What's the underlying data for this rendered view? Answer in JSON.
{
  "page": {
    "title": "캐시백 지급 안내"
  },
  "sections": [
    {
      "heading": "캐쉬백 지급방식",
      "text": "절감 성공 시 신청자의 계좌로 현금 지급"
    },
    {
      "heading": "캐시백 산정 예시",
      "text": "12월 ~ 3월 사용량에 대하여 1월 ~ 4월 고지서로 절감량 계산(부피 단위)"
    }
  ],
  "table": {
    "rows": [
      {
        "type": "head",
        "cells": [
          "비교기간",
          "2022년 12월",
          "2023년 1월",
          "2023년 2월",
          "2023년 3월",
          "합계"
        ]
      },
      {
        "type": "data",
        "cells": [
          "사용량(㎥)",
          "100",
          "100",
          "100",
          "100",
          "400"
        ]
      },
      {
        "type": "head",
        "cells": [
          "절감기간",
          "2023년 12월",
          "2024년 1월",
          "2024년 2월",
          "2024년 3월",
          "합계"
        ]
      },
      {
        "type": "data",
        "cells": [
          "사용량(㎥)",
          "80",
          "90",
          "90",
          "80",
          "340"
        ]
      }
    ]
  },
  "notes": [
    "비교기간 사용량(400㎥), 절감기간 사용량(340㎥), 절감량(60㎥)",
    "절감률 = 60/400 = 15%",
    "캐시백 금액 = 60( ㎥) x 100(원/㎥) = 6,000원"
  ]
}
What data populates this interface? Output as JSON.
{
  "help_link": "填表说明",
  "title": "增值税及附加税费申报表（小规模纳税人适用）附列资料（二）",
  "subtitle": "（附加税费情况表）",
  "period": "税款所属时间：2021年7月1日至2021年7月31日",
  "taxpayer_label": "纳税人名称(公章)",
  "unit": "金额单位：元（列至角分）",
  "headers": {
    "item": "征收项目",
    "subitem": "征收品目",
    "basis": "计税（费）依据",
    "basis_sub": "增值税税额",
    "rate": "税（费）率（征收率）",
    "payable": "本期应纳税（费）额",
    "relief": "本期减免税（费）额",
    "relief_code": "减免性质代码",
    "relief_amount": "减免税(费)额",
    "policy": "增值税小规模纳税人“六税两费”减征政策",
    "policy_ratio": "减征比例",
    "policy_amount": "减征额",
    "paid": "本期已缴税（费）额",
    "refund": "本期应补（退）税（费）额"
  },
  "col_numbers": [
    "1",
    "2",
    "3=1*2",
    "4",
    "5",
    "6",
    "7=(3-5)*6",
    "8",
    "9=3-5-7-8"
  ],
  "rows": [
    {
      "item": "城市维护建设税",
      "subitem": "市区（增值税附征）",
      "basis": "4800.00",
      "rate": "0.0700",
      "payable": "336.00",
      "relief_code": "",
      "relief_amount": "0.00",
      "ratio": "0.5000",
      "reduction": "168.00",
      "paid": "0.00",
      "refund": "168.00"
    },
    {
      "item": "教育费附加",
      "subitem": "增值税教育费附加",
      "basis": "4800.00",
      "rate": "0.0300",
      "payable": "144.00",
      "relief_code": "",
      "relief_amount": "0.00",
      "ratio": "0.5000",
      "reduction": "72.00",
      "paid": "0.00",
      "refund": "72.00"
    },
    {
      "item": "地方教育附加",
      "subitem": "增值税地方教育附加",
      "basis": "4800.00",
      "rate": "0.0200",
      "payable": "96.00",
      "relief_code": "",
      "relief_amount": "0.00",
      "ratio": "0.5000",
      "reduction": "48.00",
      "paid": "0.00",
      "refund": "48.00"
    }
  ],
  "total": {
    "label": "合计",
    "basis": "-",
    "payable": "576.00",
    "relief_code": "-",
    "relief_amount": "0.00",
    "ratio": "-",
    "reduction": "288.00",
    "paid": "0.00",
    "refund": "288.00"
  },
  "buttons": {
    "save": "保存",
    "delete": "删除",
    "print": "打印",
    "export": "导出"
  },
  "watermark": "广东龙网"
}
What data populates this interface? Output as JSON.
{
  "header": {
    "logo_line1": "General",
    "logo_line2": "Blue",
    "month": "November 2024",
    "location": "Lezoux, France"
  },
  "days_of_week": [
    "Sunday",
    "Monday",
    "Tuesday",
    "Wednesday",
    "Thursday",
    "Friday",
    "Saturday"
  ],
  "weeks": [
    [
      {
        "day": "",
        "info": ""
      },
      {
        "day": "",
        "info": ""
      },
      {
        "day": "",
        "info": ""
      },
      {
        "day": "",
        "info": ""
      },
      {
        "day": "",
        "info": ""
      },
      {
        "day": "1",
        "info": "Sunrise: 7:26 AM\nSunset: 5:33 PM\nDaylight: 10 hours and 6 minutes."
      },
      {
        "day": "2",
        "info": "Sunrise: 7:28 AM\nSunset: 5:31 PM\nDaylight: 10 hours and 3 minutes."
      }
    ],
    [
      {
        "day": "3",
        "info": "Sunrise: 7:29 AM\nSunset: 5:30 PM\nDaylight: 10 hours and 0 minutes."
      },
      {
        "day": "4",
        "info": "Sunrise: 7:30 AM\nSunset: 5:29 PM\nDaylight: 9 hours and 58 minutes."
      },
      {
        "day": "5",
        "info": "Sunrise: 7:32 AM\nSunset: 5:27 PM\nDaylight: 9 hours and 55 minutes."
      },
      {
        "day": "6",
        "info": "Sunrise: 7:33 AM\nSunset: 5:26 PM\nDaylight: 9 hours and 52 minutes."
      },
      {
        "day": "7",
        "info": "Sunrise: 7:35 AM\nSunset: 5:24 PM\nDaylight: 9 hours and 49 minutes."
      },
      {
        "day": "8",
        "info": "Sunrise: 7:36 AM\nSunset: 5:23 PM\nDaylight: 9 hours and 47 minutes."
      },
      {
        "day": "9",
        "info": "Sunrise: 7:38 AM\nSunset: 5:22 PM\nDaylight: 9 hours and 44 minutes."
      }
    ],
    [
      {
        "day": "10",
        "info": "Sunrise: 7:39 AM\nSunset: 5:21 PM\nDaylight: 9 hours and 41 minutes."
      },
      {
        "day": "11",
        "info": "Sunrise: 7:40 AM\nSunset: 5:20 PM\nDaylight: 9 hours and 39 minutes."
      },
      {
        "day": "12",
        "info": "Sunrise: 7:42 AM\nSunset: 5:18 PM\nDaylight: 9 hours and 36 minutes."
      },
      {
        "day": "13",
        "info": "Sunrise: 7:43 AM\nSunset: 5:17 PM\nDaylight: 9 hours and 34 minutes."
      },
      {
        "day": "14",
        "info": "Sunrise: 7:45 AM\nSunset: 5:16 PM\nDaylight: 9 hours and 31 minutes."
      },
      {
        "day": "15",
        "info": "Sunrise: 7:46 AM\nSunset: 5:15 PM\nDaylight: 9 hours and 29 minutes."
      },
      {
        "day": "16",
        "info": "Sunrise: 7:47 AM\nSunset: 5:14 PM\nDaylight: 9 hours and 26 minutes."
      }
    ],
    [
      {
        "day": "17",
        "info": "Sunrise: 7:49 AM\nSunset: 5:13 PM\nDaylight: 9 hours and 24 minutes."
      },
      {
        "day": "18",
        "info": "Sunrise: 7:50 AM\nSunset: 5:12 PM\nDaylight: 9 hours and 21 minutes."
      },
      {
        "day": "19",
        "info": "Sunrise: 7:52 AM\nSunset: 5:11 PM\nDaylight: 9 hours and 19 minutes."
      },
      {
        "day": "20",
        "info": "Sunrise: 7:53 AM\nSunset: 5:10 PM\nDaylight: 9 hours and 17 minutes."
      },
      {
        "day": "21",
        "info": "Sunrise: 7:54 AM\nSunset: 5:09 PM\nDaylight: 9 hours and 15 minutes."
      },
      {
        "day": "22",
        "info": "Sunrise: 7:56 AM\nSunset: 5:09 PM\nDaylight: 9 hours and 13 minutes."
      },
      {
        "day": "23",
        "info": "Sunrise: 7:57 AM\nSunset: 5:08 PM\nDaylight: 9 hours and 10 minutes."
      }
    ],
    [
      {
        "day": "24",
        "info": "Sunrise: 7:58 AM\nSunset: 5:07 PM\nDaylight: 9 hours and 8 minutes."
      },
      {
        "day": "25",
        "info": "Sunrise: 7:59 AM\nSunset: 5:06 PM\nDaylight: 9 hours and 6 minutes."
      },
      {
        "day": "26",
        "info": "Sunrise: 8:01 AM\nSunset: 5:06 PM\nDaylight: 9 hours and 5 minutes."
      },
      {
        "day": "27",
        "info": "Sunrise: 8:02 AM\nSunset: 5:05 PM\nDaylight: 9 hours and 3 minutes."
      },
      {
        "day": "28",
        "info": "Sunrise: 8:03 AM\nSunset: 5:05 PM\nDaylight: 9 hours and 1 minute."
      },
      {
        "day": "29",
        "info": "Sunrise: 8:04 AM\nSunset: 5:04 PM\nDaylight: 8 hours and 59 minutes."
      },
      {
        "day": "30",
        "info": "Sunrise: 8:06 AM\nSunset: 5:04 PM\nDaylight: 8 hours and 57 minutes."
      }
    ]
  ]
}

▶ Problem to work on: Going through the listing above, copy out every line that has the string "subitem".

▶ Worked solution:
    "subitem": "征收品目",
      "subitem": "市区（增值税附征）",
      "subitem": "增值税教育费附加",
      "subitem": "增值税地方教育附加",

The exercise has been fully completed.